Domestic Drone Use: Where Does Your State Stand?

A few years ago, if a drone was mentioned in the news, it was referring to a military drone being deployed overseas. And while their impersonal and deadly use globally is certainly a serious issue, drone use has now reached our own shores. Police departments are buying the unmanned aerial vehicles and lawmakers are rushing to pass laws controlling them. So, where does your state stand in regards to drone use?

drone2Many states have already passed or at least introduced legislation controlling the domestic use of drones for surveillance. Charlottesville, Virginia was the first city to restrict the use of the aircraft, despite the city not even owning a drone.

“To me, it’s Big Brother in the sky,” said Charlottesville city councilman Dave Norris. “I don’t mean to sound conspiratorial about it, but these drones are coming and we need to put some safeguards in place so they are not abused.”

He isn’t alone in his feelings. While speed cameras and license plate scanners were the biggest concerns of years past, drones take privacy issues to a whole new level.

Technically, the little devices could be used to spy on Americans, to gather intelligence, to produce heat maps, or to find missing people.

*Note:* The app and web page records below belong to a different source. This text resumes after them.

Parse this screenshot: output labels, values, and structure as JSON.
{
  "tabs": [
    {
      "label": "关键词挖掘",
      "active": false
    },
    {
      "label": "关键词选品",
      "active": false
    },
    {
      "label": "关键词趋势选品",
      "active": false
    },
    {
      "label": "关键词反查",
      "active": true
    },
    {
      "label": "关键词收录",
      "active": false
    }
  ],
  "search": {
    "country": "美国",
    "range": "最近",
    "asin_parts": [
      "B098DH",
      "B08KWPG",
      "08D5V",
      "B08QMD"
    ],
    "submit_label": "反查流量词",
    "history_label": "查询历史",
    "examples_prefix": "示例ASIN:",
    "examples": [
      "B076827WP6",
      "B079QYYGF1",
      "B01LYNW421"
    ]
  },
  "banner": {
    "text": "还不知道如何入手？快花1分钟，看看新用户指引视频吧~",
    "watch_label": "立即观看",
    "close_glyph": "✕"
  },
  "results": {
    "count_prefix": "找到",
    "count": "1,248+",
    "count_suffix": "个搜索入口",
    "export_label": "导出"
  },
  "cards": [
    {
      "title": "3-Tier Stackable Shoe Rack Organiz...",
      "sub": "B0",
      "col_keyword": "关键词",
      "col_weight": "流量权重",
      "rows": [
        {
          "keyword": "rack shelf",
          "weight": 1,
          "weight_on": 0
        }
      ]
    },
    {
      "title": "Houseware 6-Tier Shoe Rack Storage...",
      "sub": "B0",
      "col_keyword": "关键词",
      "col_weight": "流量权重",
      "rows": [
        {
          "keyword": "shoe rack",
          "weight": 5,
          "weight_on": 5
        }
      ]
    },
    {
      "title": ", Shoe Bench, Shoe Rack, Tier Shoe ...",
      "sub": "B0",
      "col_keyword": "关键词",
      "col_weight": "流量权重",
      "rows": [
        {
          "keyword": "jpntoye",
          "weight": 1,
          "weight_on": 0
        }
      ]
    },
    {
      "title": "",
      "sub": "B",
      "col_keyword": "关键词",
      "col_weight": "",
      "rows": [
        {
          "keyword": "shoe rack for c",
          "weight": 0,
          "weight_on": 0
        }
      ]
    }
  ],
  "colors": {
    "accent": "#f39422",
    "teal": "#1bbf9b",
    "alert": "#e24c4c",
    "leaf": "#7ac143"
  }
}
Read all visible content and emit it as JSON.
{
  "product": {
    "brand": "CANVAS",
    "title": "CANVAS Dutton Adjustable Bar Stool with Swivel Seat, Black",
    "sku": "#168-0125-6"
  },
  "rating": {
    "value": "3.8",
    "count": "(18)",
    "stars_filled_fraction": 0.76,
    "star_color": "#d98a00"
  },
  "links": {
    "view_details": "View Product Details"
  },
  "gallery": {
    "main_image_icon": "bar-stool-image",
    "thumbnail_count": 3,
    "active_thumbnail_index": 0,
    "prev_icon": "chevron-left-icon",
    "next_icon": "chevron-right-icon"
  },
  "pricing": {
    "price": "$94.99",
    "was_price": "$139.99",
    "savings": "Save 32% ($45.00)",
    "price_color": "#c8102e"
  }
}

And because there are few regulations  on them thus far, police agencies could be using this freedom to their advantage.

Following outrage in Seattle, police officials returned their two drones to the manufacturer.  Earlier this month, a bill was introduced in Washington D.C. to restrict drone use in “targeted surveillance” of people without a warrant.

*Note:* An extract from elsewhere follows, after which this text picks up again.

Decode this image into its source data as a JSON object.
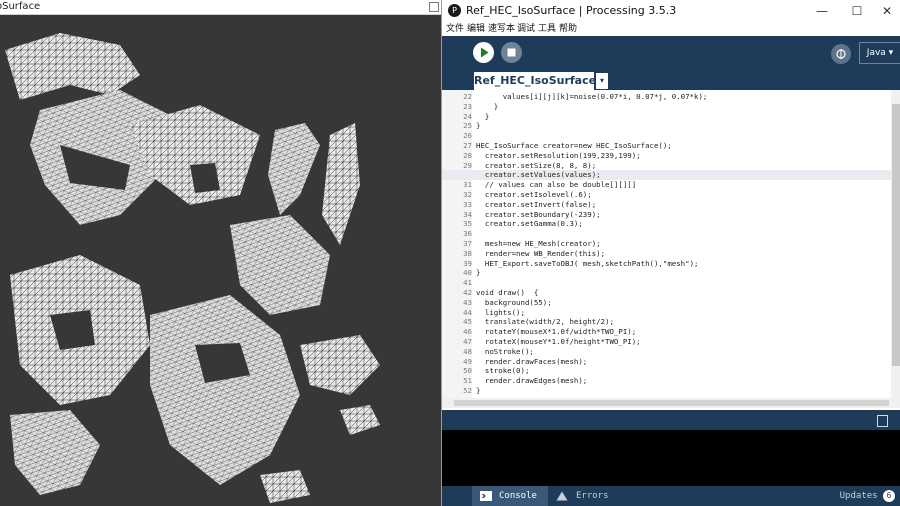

So, why the sudden uptick in domestic drones? The federal government has made it easy for police to get them. They are providing money through the Department of Homeland Security that basically pays for the drones. In addition, the FAA is approving requests to fly drones left and right.

The ACLU reports on several states with legislation pending, and those who have already passed drone-regulating laws. According to their chart (which is being updated as laws are introduced), 29 states have either introduced legislation or passed it.

Already passed legislation includes a 2-year moratorium on drone deployment in Virginia, and a law that doesn’t apply to non-U.S. citizens in Arizona. You can see where your state  is in the drone debate here.

Despite the growing sense that we don’t have much privacy, we do have rights. And these rights include the protection against unreasonable searches and seizures as dictated in the 4th Amendment. It’s this right that could save you from conviction in a criminal case where the police obtained evidence against you in an unlawful manner.

About David Matson